All the men save a small crew rowed to the beach of sugary sands.
Then four of the sailors rowed him to the shore and left him there.
Sativum, subsp. hexastichum, six-rowed barley (the H.
Long, the grains thinner and longer than in the two-rowed race, and the awns stiff and firmly adhering to the flowering glume.
Distichon), two-rowed barley.
This race was formerly used for malt and beer, but owing to its larger amount of gluten as compared with starch it is less adapted for brewing than the two-rowed sorts.
And in 1829 rowed in the first inter-university boat-race, when Oxford won.
On the Hudson here is the course for the intercollegiate boat-races in which the American college crews (save those of Yale and Harvard, which row on the Thames at New London) have rowed annually, beginning in 1895, except in 1896, when the race was rowed at Saratoga.
For it is impossible to accept the theory of one writer that they sailed or rowed round the continent - a journey requiring enormous maritime skill, which, according to the theory, they must have promptly lost.
Willingly linked to the dying power of Spain, were already decadent, and on the 10th of January 1615 a great Portuguese armada, consisting of six great galleons, three smaller ships, two galleys and sixty rowed barges, was defeated for the second time in Swally roads by Captain Nicholas Downton, in command of four British vessels.
After receiving his early education in Paris, he was sent to Rugby, and thence proceeded to Trinity College, Cambridge, where he was second classic and chancellor's medallist, and rowed for the university in the winning boat against Oxford.
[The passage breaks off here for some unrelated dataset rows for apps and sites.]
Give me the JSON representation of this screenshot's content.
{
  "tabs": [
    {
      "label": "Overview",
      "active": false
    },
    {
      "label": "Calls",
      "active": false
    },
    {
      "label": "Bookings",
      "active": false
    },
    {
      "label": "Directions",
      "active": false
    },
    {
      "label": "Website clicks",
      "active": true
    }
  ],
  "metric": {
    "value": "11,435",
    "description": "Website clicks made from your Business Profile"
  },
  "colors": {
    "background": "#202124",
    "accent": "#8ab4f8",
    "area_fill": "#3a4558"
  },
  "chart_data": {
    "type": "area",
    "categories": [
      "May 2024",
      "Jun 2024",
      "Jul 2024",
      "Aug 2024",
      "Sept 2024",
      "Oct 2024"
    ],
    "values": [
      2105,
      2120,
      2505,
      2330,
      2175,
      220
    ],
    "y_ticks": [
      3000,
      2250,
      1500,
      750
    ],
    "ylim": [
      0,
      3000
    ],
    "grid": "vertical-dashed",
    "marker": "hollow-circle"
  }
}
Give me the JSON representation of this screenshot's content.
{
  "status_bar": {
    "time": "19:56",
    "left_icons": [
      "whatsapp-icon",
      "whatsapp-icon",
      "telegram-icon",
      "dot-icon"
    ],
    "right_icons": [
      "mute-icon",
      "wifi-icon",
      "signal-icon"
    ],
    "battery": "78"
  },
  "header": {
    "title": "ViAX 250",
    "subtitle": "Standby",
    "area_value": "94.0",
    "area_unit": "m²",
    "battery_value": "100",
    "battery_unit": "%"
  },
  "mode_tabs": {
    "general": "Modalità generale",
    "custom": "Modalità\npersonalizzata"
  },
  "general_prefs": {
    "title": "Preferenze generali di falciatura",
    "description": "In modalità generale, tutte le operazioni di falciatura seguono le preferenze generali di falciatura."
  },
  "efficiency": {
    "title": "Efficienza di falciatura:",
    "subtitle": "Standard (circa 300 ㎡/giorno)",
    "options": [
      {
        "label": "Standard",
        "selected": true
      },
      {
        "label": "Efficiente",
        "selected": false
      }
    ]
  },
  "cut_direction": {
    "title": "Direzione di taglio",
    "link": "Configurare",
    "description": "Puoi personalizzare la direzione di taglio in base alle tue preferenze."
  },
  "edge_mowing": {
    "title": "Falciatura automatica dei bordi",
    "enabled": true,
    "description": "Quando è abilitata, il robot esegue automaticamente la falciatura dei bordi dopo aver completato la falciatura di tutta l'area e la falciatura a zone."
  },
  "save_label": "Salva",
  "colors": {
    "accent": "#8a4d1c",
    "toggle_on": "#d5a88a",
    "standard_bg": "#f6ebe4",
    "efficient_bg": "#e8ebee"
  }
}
In Sweden the few farms of the Swedes who inhabit the region are on the lake shores, and the traveller must be rowed from one to another in the typical boats of the district, pointed at bow and stern, unusually low amidships, and propelled by short sculls or paddles.